With Moore on lead vocals, The Drifters resumed recording in September of 1955. He was first heard singing lead with the group on a cut called Adorable - a number-one R&B chart single, which was largely responsible for re-establishing the group's reputation. Atlantic Records soon released Ruby Baby, also led by Moore, which was recorded on the same session on September 19, 1955 (as per Atlantic Records authentic documents - 'Their greatest recordings, the early years'). The recording proved a very important one for the group, as it marked their introduction to the shrewd songwriting talents of Jerry Leiber and Mike Stoller, who also took over the production role.
For the first time in over a year, the group's line-up and lead vocal problems seemed stabilised with Moore's cool high tenor being backed at various times by brothers Gerhard and Andrew Thrasher, Bill Pinkney, Charlie Hughes and Tommy Evans.

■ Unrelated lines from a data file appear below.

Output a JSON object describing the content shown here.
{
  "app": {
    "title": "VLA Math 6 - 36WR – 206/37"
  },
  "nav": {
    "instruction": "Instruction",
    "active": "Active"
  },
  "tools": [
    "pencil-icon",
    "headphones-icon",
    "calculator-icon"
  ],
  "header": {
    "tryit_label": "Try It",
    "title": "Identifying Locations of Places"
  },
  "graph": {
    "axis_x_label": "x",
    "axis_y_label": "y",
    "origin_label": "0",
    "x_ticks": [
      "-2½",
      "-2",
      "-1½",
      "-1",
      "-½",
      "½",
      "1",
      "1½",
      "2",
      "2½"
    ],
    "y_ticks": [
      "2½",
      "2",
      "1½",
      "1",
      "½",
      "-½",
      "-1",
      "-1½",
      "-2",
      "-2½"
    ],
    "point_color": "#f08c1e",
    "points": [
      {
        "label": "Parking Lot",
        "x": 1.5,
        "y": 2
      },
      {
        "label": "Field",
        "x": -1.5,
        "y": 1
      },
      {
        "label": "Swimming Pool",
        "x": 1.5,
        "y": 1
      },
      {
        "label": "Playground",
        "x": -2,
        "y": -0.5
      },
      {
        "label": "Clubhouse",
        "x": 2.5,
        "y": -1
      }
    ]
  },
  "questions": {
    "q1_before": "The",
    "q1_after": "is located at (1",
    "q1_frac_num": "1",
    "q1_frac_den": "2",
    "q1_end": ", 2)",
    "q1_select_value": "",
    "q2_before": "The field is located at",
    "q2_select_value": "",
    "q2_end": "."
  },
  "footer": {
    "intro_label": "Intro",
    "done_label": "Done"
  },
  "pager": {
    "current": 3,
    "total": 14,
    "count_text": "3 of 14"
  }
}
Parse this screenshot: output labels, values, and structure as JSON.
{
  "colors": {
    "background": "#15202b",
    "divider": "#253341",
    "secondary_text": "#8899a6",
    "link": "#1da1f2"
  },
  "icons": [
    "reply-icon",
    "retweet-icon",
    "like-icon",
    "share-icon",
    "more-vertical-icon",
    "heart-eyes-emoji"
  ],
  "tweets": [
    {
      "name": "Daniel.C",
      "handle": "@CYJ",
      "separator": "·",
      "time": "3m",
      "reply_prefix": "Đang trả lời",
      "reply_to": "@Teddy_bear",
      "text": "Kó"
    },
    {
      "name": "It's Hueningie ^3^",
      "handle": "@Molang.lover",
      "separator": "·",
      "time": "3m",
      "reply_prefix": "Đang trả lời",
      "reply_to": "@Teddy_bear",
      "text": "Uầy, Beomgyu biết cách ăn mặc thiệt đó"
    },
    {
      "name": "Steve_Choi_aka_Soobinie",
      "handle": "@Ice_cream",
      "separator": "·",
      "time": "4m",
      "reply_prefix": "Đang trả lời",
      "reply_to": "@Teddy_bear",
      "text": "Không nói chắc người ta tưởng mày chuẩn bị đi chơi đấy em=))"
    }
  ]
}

The following year, the Johnny Moore-led blues number, Fools falls in Love, became a big favourite among dance fans at home and abroad. The lyrics, written by Jerry Leiber and Mike Stoller, and recorded at the Beltone Studios in New York on November 8, 1956, were a lesson to hasty-minded lovers:
"Fools fall in love in a hurry
Fools give their hearts much
Just play them two bars of
Just hung out on one silly
They've got their love torches
when they should be playing it cool.
I used to laugh but now I
shake the hand of a brand new fool.
Fools fall in love, just like schoolgirls
blinded by rose-coloured dreams.
They build their castle on wishes
with only rainbows for dreams."
Like McPhatter, Moore was also drafted for army service and, upon release, disappeared from the music scene for a while, re-emerging in April 1963 to lead on the classic I'll Take You Home, followed by the masterpiece One Way Love, in December of that same year. But it was the Johnny Moore-led recording of Under the Boardwalk that held the spotlight on The Drifters at home and abroad in 1964 and 1965.
While being a number-four hit in America, the recording created history in Jamaica when both sides of the record (the other side being the Charlie Thomas-led I Don't Want to Go On Without You), climbed to number one on the Jamaican charts. And the drama didn't stop there, because Johnny Moore wasn't even slated to do the recording in the first place. Just hours before the recording session, slated for May 21, 1964, Rudy Lewis, the singer billed to lead on the song, was found dead under mysterious circumstances in his hotel apartment.
last top-10 hit
Without much time to reschedule the session, Moore fortuitously stepped into the breach with his sorrowful vocals, and transformed a summer novelty into a luminous soul classic, which became the group's last top-10 hit.
Moore's performance consolidated his lead-vocal status with the group, a position he held throughout the 1970s and beyond their time as a remarkable recording act. His lead voice can also be heard on hits like Up in the Streets of Harlem, Saturday Night at the Movies, Sand in my Shoes, I'll Take You Where the Music's Playing, Nylon Stockings, Follow Me, Down at the Club, He's just a Playboy and Come On Over to My Place. Moving to Britain in the 1970s, Moore and the group continued to create an impact on the charts there with Down at the Club and Come On Over to My Place.
Amid confusion over the ownership of the name 'Drifters', Moore started his own outfit in 1982. The man who could easily claim to have sung on more than half of the Drifters recordings remained at the helm right to the end. He was inducted into the Rock and Roll Hall of Fame in 1988 and given a posthumous pioneer award by the Rhythm and Blues Foundation in 1999.